> Instructions for the task
Within the records that follow, find every line containing the string "fichier". Copy those lines.

(Dataset rows describing interfaces)

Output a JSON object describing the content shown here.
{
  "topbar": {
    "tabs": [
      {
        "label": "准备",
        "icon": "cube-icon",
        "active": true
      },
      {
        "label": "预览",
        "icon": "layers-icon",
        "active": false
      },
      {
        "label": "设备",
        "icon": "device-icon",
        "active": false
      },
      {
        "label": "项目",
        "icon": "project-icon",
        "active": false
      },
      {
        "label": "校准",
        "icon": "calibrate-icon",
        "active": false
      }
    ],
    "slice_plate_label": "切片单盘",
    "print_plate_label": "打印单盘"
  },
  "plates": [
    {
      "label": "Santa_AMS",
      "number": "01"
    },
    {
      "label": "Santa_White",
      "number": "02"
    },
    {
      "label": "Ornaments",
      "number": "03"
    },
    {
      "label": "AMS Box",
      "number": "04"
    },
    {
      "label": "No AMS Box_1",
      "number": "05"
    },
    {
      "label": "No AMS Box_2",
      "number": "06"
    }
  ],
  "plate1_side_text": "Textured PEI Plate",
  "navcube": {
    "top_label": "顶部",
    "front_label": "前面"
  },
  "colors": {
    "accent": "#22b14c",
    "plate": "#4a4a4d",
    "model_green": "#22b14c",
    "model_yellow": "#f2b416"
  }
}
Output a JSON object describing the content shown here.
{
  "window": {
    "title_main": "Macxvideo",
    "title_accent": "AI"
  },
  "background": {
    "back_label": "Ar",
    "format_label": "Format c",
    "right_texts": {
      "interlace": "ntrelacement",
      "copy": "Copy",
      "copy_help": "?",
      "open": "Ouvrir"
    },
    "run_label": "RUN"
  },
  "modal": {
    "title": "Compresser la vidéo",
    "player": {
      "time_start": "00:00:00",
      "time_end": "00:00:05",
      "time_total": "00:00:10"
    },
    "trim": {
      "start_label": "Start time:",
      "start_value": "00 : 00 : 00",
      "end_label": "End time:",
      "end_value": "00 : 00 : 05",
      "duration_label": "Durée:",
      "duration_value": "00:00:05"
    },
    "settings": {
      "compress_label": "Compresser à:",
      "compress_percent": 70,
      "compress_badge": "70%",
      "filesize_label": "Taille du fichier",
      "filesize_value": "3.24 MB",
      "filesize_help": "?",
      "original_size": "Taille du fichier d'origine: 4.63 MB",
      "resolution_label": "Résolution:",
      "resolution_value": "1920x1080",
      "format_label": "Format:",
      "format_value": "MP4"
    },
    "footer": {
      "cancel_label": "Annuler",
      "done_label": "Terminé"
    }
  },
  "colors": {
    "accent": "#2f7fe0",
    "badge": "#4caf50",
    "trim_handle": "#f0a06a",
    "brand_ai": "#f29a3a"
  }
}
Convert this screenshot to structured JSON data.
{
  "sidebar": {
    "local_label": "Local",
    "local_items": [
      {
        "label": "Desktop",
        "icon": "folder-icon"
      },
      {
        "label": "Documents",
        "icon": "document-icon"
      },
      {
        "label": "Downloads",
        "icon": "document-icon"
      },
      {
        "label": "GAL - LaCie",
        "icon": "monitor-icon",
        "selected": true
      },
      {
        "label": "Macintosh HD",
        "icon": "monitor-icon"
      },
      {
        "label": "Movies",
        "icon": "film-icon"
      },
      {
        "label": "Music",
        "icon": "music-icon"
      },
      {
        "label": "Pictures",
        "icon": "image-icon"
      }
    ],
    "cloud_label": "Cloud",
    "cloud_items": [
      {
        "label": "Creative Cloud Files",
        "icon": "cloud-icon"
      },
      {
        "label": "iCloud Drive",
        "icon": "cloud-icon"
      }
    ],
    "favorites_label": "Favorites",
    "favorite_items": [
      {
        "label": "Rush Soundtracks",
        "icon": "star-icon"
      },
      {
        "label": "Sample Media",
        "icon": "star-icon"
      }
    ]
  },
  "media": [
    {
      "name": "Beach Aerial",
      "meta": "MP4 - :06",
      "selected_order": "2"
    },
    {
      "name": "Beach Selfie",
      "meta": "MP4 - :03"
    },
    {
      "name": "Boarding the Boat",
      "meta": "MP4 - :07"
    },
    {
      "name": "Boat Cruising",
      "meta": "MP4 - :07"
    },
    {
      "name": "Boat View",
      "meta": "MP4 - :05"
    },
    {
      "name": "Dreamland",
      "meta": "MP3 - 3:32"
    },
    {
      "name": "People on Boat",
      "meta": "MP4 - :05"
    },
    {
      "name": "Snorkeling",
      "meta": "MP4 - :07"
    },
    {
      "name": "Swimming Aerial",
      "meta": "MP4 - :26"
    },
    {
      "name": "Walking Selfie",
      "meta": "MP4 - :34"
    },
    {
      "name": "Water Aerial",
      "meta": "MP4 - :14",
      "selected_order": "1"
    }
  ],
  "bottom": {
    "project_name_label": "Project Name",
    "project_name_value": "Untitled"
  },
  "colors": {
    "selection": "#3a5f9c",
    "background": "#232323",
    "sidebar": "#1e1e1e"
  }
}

> Exercise result
      "filesize_label": "Taille du fichier",
      "original_size": "Taille du fichier d'origine: 4.63 MB",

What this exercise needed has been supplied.